# [Work task]
Please copy each line of the records below that includes the word "value".

Start of Data for this exercise

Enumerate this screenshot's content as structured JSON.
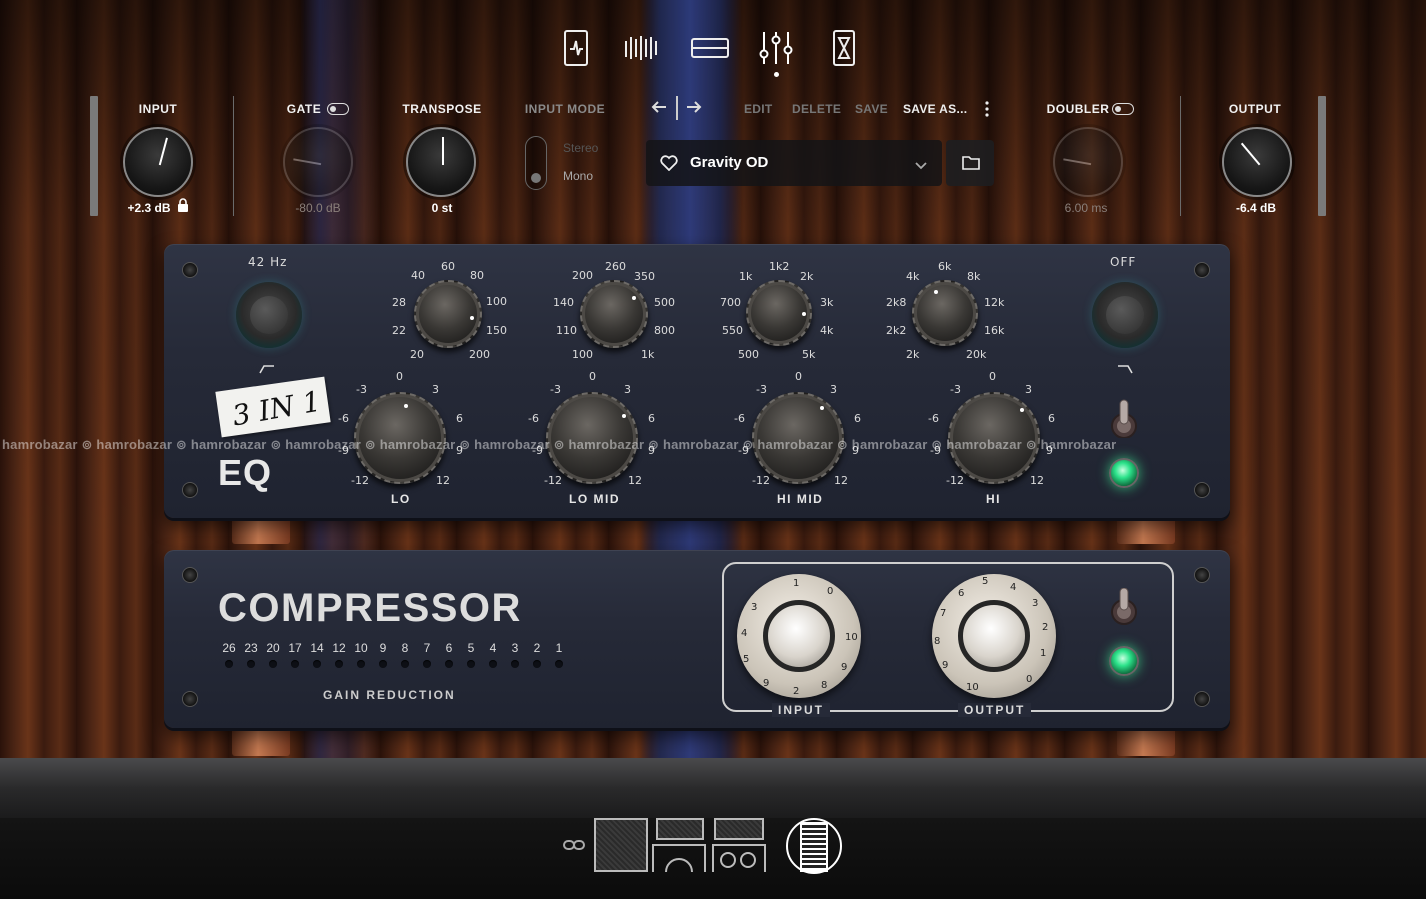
{
  "nav": {
    "icons": [
      "tuner-icon",
      "rhythm-icon",
      "rack-view-icon",
      "mixer-icon",
      "timer-icon"
    ],
    "active": "mixer-icon"
  },
  "header": {
    "input": {
      "label": "INPUT",
      "value": "+2.3 dB"
    },
    "gate": {
      "label": "GATE",
      "value": "-80.0 dB"
    },
    "transpose": {
      "label": "TRANSPOSE",
      "value": "0 st"
    },
    "input_mode": {
      "label": "INPUT MODE",
      "options": [
        "Stereo",
        "Mono"
      ],
      "selected": "Mono"
    },
    "preset_menu": {
      "edit": "EDIT",
      "delete": "DELETE",
      "save": "SAVE",
      "save_as": "SAVE AS..."
    },
    "preset_name": "Gravity OD",
    "doubler": {
      "label": "DOUBLER",
      "value": "6.00 ms"
    },
    "output": {
      "label": "OUTPUT",
      "value": "-6.4 dB"
    }
  },
  "eq": {
    "hpf_label": "42 Hz",
    "lpf_label": "OFF",
    "sticker": "3 IN 1",
    "title": "EQ",
    "freq_knobs": [
      {
        "ticks": [
          "20",
          "22",
          "28",
          "40",
          "60",
          "80",
          "100",
          "150",
          "200"
        ]
      },
      {
        "ticks": [
          "100",
          "110",
          "140",
          "200",
          "260",
          "350",
          "500",
          "800",
          "1k"
        ]
      },
      {
        "ticks": [
          "500",
          "550",
          "700",
          "1k",
          "1k2",
          "2k",
          "3k",
          "4k",
          "5k"
        ]
      },
      {
        "ticks": [
          "2k",
          "2k2",
          "2k8",
          "4k",
          "6k",
          "8k",
          "12k",
          "16k",
          "20k"
        ]
      }
    ],
    "gain_ticks": [
      "-12",
      "-9",
      "-6",
      "-3",
      "0",
      "3",
      "6",
      "9",
      "12"
    ],
    "bands": [
      "LO",
      "LO MID",
      "HI MID",
      "HI"
    ]
  },
  "compressor": {
    "title": "COMPRESSOR",
    "gr_scale": [
      "26",
      "23",
      "20",
      "17",
      "14",
      "12",
      "10",
      "9",
      "8",
      "7",
      "6",
      "5",
      "4",
      "3",
      "2",
      "1"
    ],
    "gr_label": "GAIN REDUCTION",
    "input_label": "INPUT",
    "output_label": "OUTPUT",
    "dial_ticks": [
      "0",
      "1",
      "2",
      "3",
      "4",
      "5",
      "6",
      "7",
      "8",
      "9",
      "10"
    ]
  },
  "watermark": "hamrobazar",
  "colors": {
    "led_green": "#2de38b",
    "rack_panel": "#2a2e3c",
    "accent_white": "#ffffff"
  }
}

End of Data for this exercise

# [Written response]
      "value": "+2.3 dB"
      "value": "-80.0 dB"
      "value": "0 st"
      "value": "6.00 ms"
      "value": "-6.4 dB"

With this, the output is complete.